» Exercise description
Go through the entries and tally the lines containing the word "Rigify". Only the total is wanted.

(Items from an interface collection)
--
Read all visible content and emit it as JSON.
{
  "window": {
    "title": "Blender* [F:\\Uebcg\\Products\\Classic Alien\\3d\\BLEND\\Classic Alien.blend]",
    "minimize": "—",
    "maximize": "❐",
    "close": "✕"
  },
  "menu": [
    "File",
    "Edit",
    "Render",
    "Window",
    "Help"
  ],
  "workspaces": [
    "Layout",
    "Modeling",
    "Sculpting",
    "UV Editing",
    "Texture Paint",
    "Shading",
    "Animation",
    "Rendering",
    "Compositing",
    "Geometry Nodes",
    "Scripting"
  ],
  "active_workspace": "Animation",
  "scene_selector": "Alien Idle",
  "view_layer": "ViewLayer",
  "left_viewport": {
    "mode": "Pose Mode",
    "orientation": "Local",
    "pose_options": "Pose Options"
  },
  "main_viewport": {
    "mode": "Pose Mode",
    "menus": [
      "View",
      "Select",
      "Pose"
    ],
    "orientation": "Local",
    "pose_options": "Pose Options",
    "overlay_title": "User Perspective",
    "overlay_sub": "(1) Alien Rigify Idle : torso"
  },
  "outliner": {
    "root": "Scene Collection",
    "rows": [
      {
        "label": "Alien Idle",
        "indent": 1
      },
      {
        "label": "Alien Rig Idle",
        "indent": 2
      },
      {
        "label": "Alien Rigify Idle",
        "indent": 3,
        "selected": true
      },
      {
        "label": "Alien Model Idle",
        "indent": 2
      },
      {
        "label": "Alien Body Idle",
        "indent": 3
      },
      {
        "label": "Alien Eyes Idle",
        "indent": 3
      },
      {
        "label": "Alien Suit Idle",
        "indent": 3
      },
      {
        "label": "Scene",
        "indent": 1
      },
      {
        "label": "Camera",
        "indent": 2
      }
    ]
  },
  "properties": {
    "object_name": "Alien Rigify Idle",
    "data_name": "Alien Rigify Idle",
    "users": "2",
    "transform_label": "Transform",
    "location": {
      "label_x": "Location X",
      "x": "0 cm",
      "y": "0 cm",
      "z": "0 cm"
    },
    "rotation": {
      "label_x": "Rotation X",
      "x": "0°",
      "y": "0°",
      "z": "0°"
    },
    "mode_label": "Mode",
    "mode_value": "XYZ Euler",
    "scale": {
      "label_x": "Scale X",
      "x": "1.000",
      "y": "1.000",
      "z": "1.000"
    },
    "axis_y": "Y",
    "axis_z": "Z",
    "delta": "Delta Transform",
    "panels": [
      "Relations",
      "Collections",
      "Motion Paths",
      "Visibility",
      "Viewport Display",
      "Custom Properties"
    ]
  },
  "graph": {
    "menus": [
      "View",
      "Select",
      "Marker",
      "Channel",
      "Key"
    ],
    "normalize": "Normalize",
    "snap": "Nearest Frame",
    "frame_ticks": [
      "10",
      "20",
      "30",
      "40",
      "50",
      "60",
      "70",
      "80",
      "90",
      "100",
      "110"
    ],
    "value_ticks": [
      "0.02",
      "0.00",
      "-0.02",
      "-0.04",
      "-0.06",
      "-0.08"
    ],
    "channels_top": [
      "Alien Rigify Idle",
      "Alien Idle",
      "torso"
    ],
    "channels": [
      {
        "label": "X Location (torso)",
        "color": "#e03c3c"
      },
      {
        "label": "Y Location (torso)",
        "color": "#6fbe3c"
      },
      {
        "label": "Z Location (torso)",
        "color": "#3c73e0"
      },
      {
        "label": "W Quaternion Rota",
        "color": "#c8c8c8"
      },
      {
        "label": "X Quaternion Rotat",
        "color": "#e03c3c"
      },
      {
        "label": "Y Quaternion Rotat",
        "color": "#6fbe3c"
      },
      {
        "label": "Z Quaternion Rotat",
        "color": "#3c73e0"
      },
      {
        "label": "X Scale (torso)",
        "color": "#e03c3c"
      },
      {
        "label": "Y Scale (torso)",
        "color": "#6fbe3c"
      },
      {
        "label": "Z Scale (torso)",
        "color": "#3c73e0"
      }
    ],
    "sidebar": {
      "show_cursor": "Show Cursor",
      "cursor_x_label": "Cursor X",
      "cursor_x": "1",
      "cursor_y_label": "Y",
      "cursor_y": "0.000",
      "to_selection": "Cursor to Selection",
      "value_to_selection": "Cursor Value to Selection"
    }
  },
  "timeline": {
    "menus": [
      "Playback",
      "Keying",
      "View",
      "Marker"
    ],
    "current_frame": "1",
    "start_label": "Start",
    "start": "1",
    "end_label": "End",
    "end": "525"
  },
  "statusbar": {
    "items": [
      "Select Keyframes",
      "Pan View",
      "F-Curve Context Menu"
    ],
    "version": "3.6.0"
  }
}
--
» Task output
5